[Stored data entries]
___

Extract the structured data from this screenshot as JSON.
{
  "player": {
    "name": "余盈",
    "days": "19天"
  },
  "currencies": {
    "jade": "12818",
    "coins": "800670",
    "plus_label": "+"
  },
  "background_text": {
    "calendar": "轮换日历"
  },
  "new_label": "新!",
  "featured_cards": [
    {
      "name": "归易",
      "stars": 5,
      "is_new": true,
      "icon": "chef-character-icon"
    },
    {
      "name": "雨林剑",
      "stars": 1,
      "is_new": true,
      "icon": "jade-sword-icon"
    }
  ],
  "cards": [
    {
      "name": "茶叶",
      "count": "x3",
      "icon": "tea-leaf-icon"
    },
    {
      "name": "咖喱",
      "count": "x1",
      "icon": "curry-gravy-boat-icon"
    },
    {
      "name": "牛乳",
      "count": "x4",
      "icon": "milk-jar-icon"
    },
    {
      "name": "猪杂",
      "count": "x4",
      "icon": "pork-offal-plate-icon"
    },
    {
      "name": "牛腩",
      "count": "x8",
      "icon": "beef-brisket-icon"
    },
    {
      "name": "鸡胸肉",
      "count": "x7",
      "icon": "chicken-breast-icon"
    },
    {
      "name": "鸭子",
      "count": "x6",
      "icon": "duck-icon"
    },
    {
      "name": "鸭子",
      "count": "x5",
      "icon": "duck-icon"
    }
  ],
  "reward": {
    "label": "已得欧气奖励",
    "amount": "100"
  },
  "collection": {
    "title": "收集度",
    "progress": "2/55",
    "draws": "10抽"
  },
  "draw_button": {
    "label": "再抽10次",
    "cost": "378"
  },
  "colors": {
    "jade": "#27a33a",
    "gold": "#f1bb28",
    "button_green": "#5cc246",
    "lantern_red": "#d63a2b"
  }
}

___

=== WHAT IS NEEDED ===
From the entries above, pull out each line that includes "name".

=== REPLY TO THE EXERCISE ===
    "name": "余盈",
      "name": "归易",
      "name": "雨林剑",
      "name": "茶叶",
      "name": "咖喱",
      "name": "牛乳",
      "name": "猪杂",
      "name": "牛腩",
      "name": "鸡胸肉",
      "name": "鸭子",
      "name": "鸭子",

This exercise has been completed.